God’s Will – What can resist it?

lost-sheep

(God delivers revelation through many sources.  Thanks Bryan, God’s messenger that prompted this revelation.)

First consider this premise.  Is there a limit to how far a father will go to save his child?  Is there really a point when God, who has all of eternity, will give up on one of his sons or daughters?  (Read Luke 15:4-7 – the parable of the lost sheep)  It is God’s will that none be lost.  So take heart lost souls – all is never really lost because it is God’s will that we ALL be saved.  (Note to RT:  Get that through your head!)

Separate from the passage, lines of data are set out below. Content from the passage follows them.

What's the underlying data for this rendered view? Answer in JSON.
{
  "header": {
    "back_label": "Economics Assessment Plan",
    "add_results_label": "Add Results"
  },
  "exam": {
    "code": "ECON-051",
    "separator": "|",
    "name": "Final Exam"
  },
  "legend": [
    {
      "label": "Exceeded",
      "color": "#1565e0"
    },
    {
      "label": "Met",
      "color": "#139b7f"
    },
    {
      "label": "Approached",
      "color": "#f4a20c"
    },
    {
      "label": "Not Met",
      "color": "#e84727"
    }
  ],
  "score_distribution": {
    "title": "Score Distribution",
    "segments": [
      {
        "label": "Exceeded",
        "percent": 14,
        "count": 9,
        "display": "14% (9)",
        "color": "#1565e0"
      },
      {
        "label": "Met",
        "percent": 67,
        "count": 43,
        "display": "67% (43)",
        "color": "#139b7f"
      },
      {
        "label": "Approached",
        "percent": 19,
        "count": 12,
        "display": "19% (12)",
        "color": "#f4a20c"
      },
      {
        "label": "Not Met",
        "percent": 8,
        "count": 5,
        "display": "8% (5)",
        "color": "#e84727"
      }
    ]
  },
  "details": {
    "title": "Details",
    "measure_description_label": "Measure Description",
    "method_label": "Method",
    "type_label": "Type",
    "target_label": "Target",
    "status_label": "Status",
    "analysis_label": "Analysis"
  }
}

Next, the church is beginning to come to grips with the fact that when Christ came, He came for ALL of us no matter what our sin may be:  “I have not come to call the righteous, but sinners to repentance.” – Luke 5:32  Note that there is no descriptive adjective that gives any type of qualification to the word ‘sinners’.  So, the question I need to ask follows, is not accepting Christ into your heart before you leave this earth a sin – a sin that Christ cannot call us from?  This is where I need some help in understanding if our present covenant with God has any time limitations to it.  Is physical death the ‘dead’line?  Or is there another ‘life’ (sort of like our life in utero) in which we still have the ability to repent?  (Don’t try to put a name to this other ‘life’, because it would never be anything that we could imagine.  Just like a fetus could never imagine what our life here on earth would be.)  So does our ability to repent extend beyond this world?  Then consider the parable of the workers in the field – read the whole thing from Matt 20:1-16.  Here is just the twist:

“The workers who were hired about five in the afternoon came and each received a denarius. 10 So when those came who were hired first, they expected to receive more. But each one of them also received a denarius. 11 When they received it, they began to grumble against the landowner. 12 ‘These who were hired last worked only one hour,’ they said, ‘and you have made them equal to us who have borne the burden of the work and the heat of the day.’

13 “But he answered one of them, ‘I am not being unfair to you, friend. Didn’t you agree to work for a denarius? 14 Take your pay and go. I want to give the one who was hired last the same as I gave you. 15 Don’t I have the right to do what I want with my own money? Or are you envious because I am generous?’

That last comment is a slap in the head to us that are still focused on what we get – being envious of God’s generosity to others.  Why would we want to hold God to the same limited interpretation of what we as humans think ‘is fair’?  Especially, when it comes to His other children.  And, since He is the sole creator of the universe, His other children include sinners and non-believers of this world and any other worlds He may have created – right?  I was taught that once we begin to put limitations on our God we need to reconsider our path.  I have reconsidered it and now understand that if it is our God’s will to save each and every one of us – all of us are going to be saved no matter how long it takes.  When was the last time God did not get what He wanted?

Now the real transformation occurs when we workers that were hired at the beginning of the day realize that no matter how long we work or what we get paid, we are doing the work of God!  God’s work!  And what is God’s work?  It’s saving sinners.  How blessed are we that God should have us help in His most holy work – saving those that have not come to see…yet.  And who’s to say that this work will not continue when our days on earth come to an end?  Now there’s a thought…

Comments

  1. Bette Wheaton says:

    Thanks Robert

    1. RT says:

      I appreciate the thought – but the gratitude goes to God…best to Tom…RT